- The problem -
Return the lines below that carry the word "principal".

- Supplied material -
....

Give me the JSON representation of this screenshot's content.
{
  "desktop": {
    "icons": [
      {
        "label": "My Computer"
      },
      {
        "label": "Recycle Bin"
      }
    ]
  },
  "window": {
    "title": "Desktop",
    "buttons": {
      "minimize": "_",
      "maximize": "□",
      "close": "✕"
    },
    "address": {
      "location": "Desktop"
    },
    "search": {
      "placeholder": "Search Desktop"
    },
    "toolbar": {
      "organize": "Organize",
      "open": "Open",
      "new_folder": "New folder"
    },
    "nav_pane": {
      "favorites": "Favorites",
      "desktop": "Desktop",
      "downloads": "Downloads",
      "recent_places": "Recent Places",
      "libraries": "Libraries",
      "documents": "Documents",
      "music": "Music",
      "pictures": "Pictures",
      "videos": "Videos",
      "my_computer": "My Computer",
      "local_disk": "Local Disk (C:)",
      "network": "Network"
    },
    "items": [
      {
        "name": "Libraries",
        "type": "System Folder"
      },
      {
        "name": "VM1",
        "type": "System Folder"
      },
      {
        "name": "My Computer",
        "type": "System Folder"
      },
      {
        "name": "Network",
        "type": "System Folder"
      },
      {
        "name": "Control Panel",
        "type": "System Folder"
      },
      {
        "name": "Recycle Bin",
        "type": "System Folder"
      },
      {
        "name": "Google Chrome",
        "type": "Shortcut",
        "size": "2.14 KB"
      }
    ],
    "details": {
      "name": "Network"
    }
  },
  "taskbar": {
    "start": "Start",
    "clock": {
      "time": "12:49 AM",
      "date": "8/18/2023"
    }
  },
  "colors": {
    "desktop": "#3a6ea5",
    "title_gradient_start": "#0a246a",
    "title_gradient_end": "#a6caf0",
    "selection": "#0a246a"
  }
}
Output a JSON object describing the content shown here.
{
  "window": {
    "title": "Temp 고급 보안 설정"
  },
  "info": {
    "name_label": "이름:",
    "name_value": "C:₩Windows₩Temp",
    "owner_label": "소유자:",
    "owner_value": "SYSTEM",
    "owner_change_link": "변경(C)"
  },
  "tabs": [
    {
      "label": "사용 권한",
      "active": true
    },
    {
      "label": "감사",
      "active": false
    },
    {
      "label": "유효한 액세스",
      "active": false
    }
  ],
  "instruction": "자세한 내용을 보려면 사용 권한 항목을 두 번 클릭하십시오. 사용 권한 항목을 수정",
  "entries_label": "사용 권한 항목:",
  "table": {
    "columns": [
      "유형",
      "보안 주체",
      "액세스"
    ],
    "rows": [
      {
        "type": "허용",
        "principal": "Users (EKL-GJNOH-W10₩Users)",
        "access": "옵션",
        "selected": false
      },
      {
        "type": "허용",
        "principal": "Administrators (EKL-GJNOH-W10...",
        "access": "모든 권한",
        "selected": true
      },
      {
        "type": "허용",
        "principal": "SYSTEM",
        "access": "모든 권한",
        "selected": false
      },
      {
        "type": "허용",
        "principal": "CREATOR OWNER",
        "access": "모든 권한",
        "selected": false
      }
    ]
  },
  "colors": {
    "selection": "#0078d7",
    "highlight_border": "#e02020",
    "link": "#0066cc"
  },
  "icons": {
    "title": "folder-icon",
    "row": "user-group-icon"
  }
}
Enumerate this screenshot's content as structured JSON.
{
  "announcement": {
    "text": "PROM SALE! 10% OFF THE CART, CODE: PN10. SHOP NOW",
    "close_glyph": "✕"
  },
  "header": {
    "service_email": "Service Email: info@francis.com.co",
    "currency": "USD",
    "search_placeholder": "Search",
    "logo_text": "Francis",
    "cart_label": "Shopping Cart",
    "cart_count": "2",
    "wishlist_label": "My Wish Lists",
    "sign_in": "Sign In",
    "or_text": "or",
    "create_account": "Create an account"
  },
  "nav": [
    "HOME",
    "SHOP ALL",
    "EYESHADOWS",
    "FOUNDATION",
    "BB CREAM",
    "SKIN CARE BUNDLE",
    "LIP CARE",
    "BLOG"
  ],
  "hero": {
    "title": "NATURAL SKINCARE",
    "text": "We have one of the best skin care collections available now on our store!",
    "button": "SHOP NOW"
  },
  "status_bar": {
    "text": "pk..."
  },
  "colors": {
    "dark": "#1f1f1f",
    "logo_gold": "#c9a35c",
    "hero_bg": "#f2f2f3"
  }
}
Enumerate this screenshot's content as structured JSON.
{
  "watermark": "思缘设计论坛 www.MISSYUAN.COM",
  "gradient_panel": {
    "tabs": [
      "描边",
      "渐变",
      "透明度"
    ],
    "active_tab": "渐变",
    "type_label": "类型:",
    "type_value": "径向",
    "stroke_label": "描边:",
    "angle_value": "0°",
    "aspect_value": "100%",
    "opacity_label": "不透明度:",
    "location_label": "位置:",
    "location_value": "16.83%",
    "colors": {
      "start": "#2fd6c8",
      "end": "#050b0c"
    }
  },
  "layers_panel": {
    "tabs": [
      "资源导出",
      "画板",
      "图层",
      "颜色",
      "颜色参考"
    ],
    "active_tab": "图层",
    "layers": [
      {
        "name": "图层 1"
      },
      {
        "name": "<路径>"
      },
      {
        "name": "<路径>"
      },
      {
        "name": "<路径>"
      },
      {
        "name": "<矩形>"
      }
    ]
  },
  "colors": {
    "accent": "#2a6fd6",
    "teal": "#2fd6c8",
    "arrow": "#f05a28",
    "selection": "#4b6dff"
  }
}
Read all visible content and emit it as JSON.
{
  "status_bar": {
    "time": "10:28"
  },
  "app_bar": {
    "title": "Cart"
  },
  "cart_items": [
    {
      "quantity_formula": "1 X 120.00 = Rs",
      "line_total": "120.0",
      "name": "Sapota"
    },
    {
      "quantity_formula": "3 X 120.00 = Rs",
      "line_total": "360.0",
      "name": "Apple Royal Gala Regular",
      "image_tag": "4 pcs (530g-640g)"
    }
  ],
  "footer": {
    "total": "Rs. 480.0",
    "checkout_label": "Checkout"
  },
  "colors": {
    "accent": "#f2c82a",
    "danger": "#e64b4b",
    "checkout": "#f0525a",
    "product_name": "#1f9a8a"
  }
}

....

- Exercise result -
        "principal": "Users (EKL-GJNOH-W10₩Users)",
        "principal": "Administrators (EKL-GJNOH-W10...",
        "principal": "SYSTEM",
        "principal": "CREATOR OWNER",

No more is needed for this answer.